Your job is to copy the data that follows exactly, every line included.

━━━━━ Provided records ━━━━━

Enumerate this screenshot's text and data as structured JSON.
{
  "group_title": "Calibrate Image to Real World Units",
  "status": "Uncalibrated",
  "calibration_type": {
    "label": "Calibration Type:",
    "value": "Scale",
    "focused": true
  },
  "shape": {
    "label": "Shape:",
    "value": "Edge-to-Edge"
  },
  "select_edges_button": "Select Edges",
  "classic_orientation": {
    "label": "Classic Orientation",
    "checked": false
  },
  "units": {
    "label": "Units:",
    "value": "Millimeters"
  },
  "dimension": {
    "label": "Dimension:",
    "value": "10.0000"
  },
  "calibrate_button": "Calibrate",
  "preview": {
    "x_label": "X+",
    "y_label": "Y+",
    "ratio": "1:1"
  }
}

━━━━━

* **Problem solution**
Enumerate this screenshot's text and data as structured JSON.
{
  "group_title": "Calibrate Image to Real World Units",
  "status": "Uncalibrated",
  "calibration_type": {
    "label": "Calibration Type:",
    "value": "Scale",
    "focused": true
  },
  "shape": {
    "label": "Shape:",
    "value": "Edge-to-Edge"
  },
  "select_edges_button": "Select Edges",
  "classic_orientation": {
    "label": "Classic Orientation",
    "checked": false
  },
  "units": {
    "label": "Units:",
    "value": "Millimeters"
  },
  "dimension": {
    "label": "Dimension:",
    "value": "10.0000"
  },
  "calibrate_button": "Calibrate",
  "preview": {
    "x_label": "X+",
    "y_label": "Y+",
    "ratio": "1:1"
  }
}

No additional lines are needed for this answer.